The Canadian National freight train that derailed in Plaster Rock in January, resulting in a large fire and evacuation of the area, had one of its wheels break from "fatigue," says an update issued by investigators from the Transportation Safety Board.
After the derailment, a conductor walked back toward the 19-car derailment and found a broken wheel on the second axle of the 13th car, causing the axle to derail with both wheels inside the track gauge.
"The broken wheel failed due to fatigue," states the update released on Thursday. "A crack initiated at a porosity and travelled under the running surface of the wheel which caused a shattered rim."
The broken wheel was manufactured in 1991 and met the material requirements for that time period, the update states.
Wheels manufactured today undergo an ultrasonic inspection of the tread area to check for areas of porosity, or tiny holes.
"This inspection procedure is carried out to detect and prevent wheels with significant areas of porosity, such as found in the subject wheel, from being placed into service."
The train included 122 cars with three head-end locomotives and a remote locomotive. It was travelling from Toronto to Moncton on Jan. 7 when the derailment occurred.
Of the 19 cars that derailed, nine were carrying crude oil and liquefied petroleum gas.
The two tank cars that were the primary source of the oil that caused the fire were older Class 111 tank cars, built in 1984 and 1996, the investigators stated in the update.
There were no injuries. Approximately 150 people near the accident site were evacuated from the area due to the resulting fire.
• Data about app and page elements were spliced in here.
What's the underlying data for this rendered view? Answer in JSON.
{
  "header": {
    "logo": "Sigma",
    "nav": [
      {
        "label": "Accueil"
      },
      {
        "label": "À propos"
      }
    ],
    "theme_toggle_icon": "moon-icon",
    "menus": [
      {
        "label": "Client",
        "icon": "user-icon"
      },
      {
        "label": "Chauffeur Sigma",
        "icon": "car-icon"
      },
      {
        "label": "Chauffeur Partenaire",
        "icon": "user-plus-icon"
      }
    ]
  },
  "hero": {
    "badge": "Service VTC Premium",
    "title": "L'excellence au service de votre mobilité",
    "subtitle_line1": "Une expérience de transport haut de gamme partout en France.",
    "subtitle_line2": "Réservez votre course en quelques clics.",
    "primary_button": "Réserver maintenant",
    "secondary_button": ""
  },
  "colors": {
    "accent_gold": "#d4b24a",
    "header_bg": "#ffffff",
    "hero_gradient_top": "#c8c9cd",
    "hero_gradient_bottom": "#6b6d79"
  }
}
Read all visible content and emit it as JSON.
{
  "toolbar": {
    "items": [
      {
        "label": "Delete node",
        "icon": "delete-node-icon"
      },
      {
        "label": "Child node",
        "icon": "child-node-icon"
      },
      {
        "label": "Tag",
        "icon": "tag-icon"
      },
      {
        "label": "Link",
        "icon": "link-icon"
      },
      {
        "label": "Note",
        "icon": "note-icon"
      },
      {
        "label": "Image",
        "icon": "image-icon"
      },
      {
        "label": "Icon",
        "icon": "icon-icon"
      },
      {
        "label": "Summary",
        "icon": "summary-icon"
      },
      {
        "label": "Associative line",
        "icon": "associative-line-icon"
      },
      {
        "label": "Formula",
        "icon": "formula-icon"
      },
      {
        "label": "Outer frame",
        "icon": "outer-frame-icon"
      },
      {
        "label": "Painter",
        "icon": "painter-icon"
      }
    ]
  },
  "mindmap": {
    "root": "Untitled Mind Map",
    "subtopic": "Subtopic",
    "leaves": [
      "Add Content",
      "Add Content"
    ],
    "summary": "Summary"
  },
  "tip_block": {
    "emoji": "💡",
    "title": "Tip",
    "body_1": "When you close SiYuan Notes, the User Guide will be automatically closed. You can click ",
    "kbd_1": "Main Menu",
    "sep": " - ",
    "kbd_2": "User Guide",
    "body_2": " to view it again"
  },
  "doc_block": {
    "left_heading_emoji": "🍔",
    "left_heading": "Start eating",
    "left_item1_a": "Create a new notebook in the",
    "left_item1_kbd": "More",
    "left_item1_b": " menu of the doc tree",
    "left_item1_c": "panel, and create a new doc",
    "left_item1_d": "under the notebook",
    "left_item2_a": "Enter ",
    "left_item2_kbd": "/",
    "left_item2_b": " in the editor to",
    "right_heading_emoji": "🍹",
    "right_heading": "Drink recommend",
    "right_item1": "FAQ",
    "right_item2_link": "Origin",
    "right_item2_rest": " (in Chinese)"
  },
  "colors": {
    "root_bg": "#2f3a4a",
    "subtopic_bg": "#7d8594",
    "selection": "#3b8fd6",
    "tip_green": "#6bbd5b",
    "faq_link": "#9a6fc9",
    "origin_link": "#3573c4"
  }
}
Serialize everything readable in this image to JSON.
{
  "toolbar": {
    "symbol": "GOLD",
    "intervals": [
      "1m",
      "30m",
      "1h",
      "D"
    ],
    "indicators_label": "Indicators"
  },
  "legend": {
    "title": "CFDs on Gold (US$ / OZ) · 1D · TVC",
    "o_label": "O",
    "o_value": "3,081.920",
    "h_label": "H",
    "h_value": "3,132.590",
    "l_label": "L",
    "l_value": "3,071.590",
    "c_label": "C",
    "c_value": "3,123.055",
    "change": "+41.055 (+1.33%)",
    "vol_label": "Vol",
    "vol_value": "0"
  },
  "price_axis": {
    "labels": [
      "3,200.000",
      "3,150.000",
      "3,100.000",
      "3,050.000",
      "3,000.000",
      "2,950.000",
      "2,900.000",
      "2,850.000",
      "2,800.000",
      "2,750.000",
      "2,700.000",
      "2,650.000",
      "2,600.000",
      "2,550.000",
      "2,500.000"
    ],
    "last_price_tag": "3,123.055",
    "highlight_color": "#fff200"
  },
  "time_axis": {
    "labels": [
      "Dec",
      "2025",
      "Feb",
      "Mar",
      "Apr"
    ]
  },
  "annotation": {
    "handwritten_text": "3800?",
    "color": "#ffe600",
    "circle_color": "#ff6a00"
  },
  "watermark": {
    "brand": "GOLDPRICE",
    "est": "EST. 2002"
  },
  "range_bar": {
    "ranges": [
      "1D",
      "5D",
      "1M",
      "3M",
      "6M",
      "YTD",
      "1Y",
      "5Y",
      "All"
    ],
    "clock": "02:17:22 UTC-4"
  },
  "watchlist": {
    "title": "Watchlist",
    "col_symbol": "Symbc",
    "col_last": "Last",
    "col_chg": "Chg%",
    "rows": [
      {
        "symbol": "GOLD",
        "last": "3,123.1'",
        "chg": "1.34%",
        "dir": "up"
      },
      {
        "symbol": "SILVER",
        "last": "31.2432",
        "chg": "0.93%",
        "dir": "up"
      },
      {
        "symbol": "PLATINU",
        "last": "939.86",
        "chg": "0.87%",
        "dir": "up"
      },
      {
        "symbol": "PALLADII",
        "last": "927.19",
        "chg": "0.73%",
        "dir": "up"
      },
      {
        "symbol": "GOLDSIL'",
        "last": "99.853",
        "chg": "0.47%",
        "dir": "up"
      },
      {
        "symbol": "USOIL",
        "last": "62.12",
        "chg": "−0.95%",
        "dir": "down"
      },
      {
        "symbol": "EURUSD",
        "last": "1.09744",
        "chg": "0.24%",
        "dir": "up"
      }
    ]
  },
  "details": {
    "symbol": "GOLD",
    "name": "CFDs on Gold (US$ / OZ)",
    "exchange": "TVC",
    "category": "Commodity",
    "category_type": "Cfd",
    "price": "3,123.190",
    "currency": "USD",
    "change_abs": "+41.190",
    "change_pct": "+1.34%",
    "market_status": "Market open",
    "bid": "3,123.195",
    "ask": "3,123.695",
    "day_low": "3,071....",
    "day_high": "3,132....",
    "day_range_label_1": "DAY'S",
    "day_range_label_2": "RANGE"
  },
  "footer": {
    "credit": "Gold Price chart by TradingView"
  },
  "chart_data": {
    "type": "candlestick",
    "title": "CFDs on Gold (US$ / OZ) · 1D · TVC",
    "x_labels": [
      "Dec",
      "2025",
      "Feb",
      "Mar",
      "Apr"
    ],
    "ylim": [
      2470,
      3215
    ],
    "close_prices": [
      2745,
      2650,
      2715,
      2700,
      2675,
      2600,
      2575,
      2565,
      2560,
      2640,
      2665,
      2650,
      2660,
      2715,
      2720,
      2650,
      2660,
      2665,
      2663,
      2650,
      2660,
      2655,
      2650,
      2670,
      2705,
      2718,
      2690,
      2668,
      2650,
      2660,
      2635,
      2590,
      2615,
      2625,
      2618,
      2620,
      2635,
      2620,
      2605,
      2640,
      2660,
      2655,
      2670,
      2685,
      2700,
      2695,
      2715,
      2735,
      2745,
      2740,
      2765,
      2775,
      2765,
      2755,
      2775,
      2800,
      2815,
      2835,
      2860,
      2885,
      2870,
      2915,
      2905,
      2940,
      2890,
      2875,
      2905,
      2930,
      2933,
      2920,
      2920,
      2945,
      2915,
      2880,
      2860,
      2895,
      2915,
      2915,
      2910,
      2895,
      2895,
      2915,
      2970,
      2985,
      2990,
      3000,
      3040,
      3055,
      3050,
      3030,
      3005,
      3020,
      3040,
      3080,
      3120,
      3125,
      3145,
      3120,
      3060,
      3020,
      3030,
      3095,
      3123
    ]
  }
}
While passing a Wayside Inspection System, the crew did receive an alarm. It was following normal procedures and slowing down, but the rail cars began to derail before the train could stop.
The derailment caused the brake pipe to separate and apply the train's emergency brakes.
The investigation continues.